Due to the economic pressures of the past few years, budgets are still tight in the microwave and RF industry. Many firms continue to put their money toward R&D for highly "safe" (i.e., profitable) markets and take a "wait-and-see" attitude toward more speculative segments. Wireless communications, of course, has always been one of those "iffy" markets. It has both rewarded companies handsomely and left them with an abundance of unsold inventory. According to IMS Research, this year will have some winnersand as usual, some loserswithin the wireless industry. The market-research firm breaks these down into "the good, the bad, and the ugly."

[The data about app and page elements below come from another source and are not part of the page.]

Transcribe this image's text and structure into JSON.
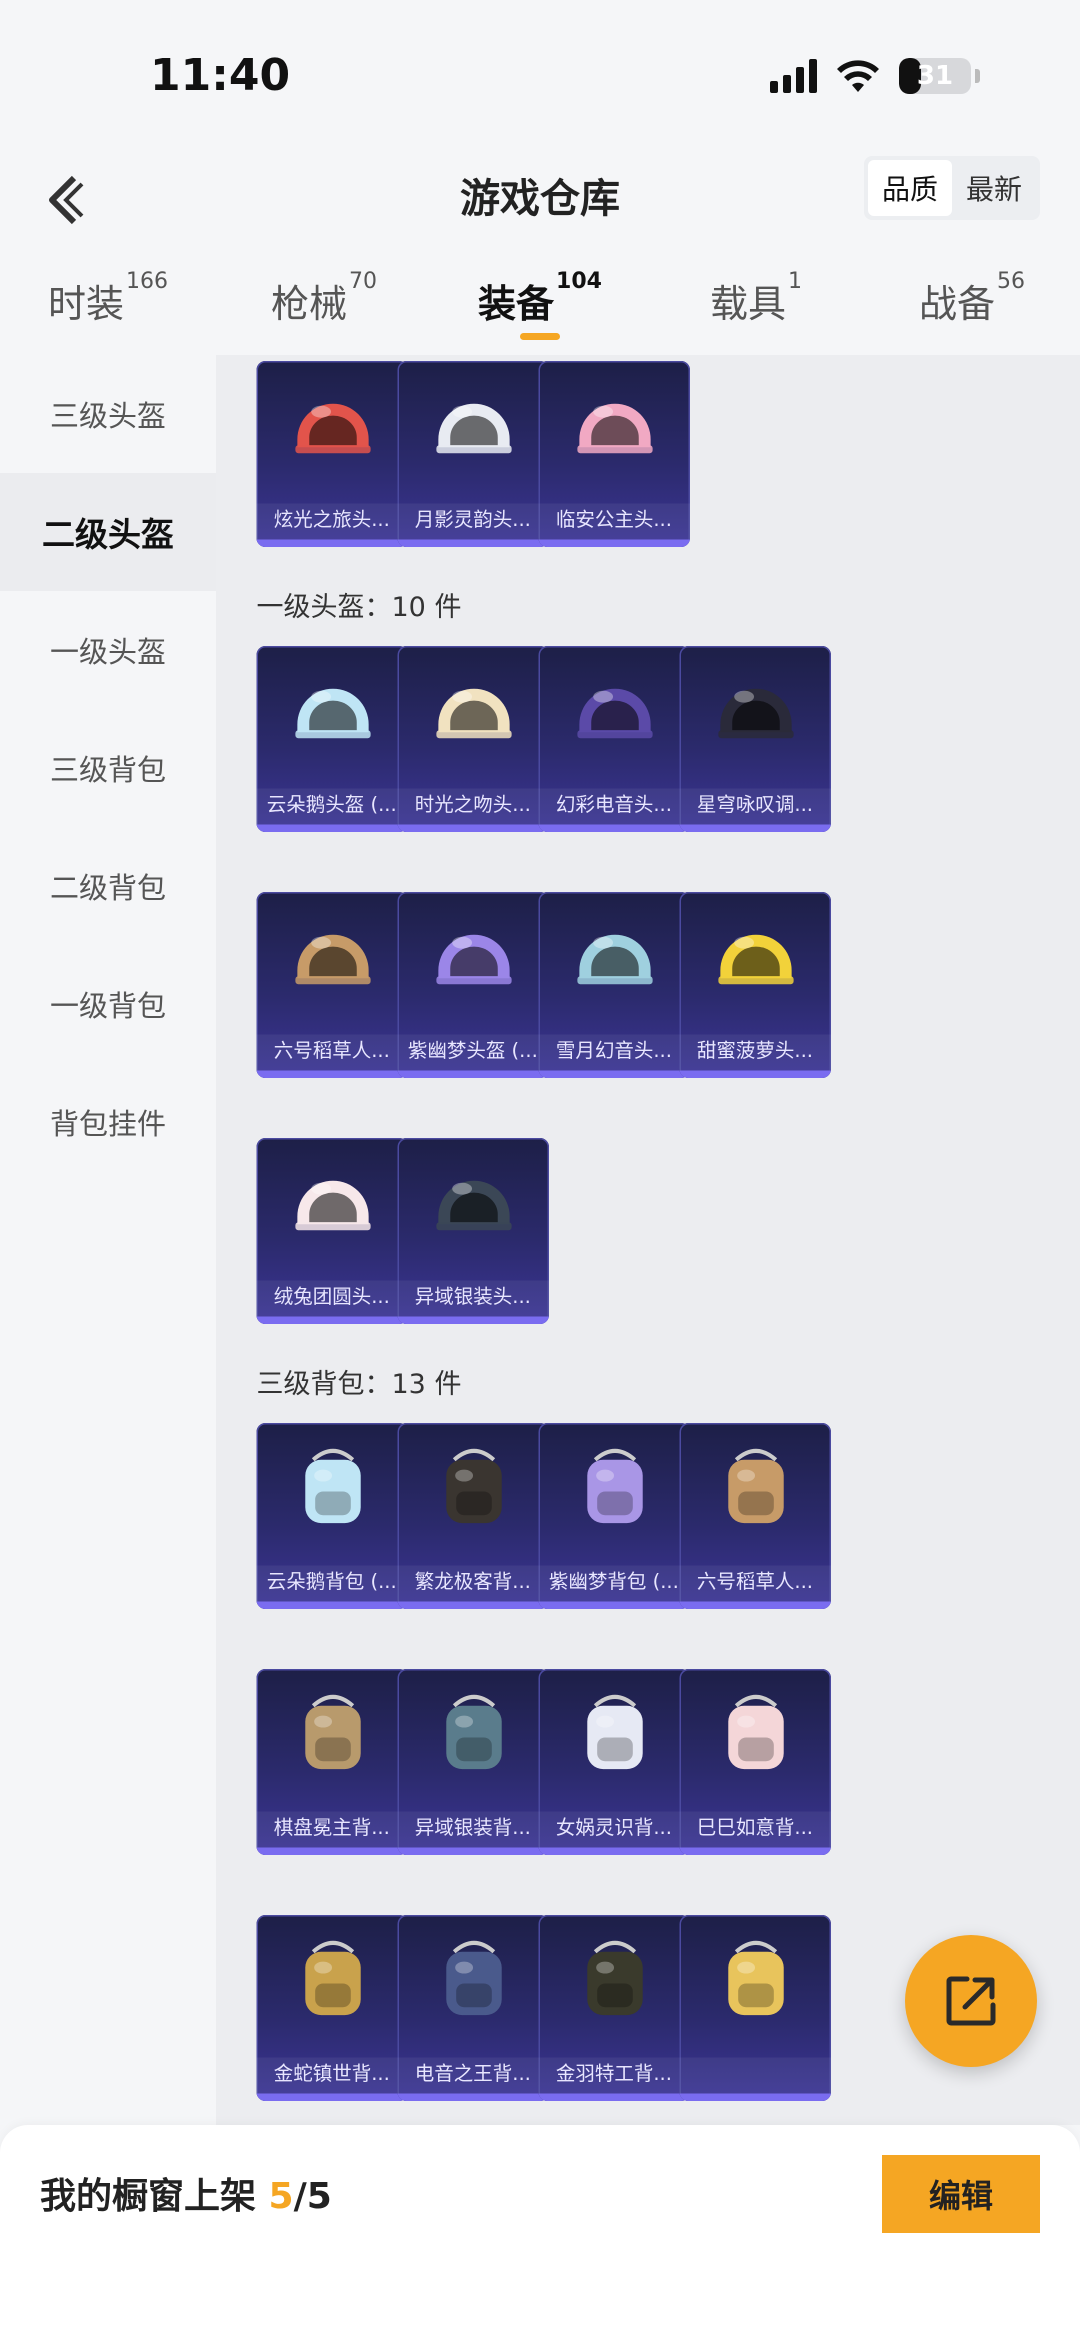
{
  "status": {
    "time": "11:40",
    "battery": "31",
    "battery_level": 0.31
  },
  "header": {
    "title": "游戏仓库",
    "sort_options": [
      "品质",
      "最新"
    ]
  },
  "tabs": [
    {
      "label": "时装",
      "count": "166"
    },
    {
      "label": "枪械",
      "count": "70"
    },
    {
      "label": "装备",
      "count": "104"
    },
    {
      "label": "载具",
      "count": "1"
    },
    {
      "label": "战备",
      "count": "56"
    }
  ],
  "sidebar": {
    "items": [
      {
        "label": "三级头盔"
      },
      {
        "label": "二级头盔"
      },
      {
        "label": "一级头盔"
      },
      {
        "label": "三级背包"
      },
      {
        "label": "二级背包"
      },
      {
        "label": "一级背包"
      },
      {
        "label": "背包挂件"
      }
    ]
  },
  "sections": [
    {
      "title": "",
      "items": [
        {
          "name": "炫光之旅头...",
          "icon": "helmet-icon",
          "color": "#e2544b"
        },
        {
          "name": "月影灵韵头...",
          "icon": "helmet-icon",
          "color": "#e8ebf2"
        },
        {
          "name": "临安公主头...",
          "icon": "helmet-icon",
          "color": "#f1a9c3"
        }
      ]
    },
    {
      "title": "一级头盔：10 件",
      "items": [
        {
          "name": "云朵鹅头盔 (...",
          "icon": "helmet-icon",
          "color": "#bfe5f5"
        },
        {
          "name": "时光之吻头...",
          "icon": "helmet-icon",
          "color": "#f1e2c0"
        },
        {
          "name": "幻彩电音头...",
          "icon": "helmet-icon",
          "color": "#5b4aa8"
        },
        {
          "name": "星穹咏叹调...",
          "icon": "helmet-icon",
          "color": "#2a2a3a"
        },
        {
          "name": "六号稻草人...",
          "icon": "helmet-icon",
          "color": "#c79b68"
        },
        {
          "name": "紫幽梦头盔 (...",
          "icon": "helmet-icon",
          "color": "#9b86e8"
        },
        {
          "name": "雪月幻音头...",
          "icon": "helmet-icon",
          "color": "#9fd0df"
        },
        {
          "name": "甜蜜菠萝头...",
          "icon": "helmet-icon",
          "color": "#f2d23a"
        },
        {
          "name": "绒兔团圆头...",
          "icon": "helmet-icon",
          "color": "#f7e8ea"
        },
        {
          "name": "异域银装头...",
          "icon": "helmet-icon",
          "color": "#3b4756"
        }
      ]
    },
    {
      "title": "三级背包：13 件",
      "items": [
        {
          "name": "云朵鹅背包 (...",
          "icon": "backpack-icon",
          "color": "#bfe5f5"
        },
        {
          "name": "繁龙极客背...",
          "icon": "backpack-icon",
          "color": "#3a3530"
        },
        {
          "name": "紫幽梦背包 (...",
          "icon": "backpack-icon",
          "color": "#a996e6"
        },
        {
          "name": "六号稻草人...",
          "icon": "backpack-icon",
          "color": "#c79b68"
        },
        {
          "name": "棋盘冕主背...",
          "icon": "backpack-icon",
          "color": "#b89a6c"
        },
        {
          "name": "异域银装背...",
          "icon": "backpack-icon",
          "color": "#5a7c8c"
        },
        {
          "name": "女娲灵识背...",
          "icon": "backpack-icon",
          "color": "#e6e9f4"
        },
        {
          "name": "巳巳如意背...",
          "icon": "backpack-icon",
          "color": "#f4d6d8"
        },
        {
          "name": "金蛇镇世背...",
          "icon": "backpack-icon",
          "color": "#c9a24c"
        },
        {
          "name": "电音之王背...",
          "icon": "backpack-icon",
          "color": "#4a5a8c"
        },
        {
          "name": "金羽特工背...",
          "icon": "backpack-icon",
          "color": "#3a3a2c"
        },
        {
          "name": "",
          "icon": "backpack-icon",
          "color": "#e8c45c"
        },
        {
          "name": "",
          "icon": "backpack-icon",
          "color": "#2a2a5a"
        }
      ]
    }
  ],
  "share_button": {
    "icon": "share-external-icon"
  },
  "bottom_bar": {
    "label_prefix": "我的橱窗上架 ",
    "count_used": "5",
    "count_sep": "/",
    "count_total": "5",
    "edit_label": "编辑"
  },
  "colors": {
    "accent": "#f5a623",
    "card_bg": "#2b2a6c"
  }
}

Topping the "good" list are low-power wireless technologies, which are expected to gain a foothold in the smartphone market. According to IMS Research, over 35% of this year's smartphones will be shipped with dual-mode Bluetooth low energy (also known as Bluetooth Smart Ready). In addition, a third major phone brand will incorporate the short-range wireless technology, ANT. In fact, over 10 million ANT+ enabled phones will be shipped in 2012.

Near-field communications (NFC) also will broaden their reach in smartphones. IMS projects that sales of NFC-enabled cellular handsets will accelerate during the next 12 months to reach over 80 million handsets. Showcase events, such as the Summer Olympic Games in London, will help to promote the technology and its benefits.

This year also will see the next big leap in the IEEE 802.11x wireless-local-area-networking (WLAN) standards. Specifically, portable-computing devices will switch from IEEE 802.11n to 802.11ac. IMS Research predicts that more than 3 million computing devices will be fitted with 802.11ac this year. Low-power, WiFi-enabled PC peripherals also will see a boost, as over 2 million units are expected to be shipped.

In terms of "the bad," the market-research firm points to Long Term Evolution (LTE). The issue is not false promises in terms of the technology's capabilities, but rather the fact that it has been overhyped and will not make much impact this year. Although LTE is forecast to be the fourth-generation (4G) technology of choice, IMS Research notes that the tough economic climate has resulted in major deployment setbacks for the industry. Also falling into the "bad" category is the expected decline in mono Bluetooth headsets. Unit shipments are likely to decline at an average of 0.5% year over year.

Finally, the firm listed the "ugly:" WirelessHD will finally enter its death throes. Although WirelessHD has been shipping since 2009, it has not received the industry backing that WiGig has. This year's arrival of WiGig will therefore signify WirelessHD's demise. In the first year, IMS Research predicts shipments of over 1 million for WiGig.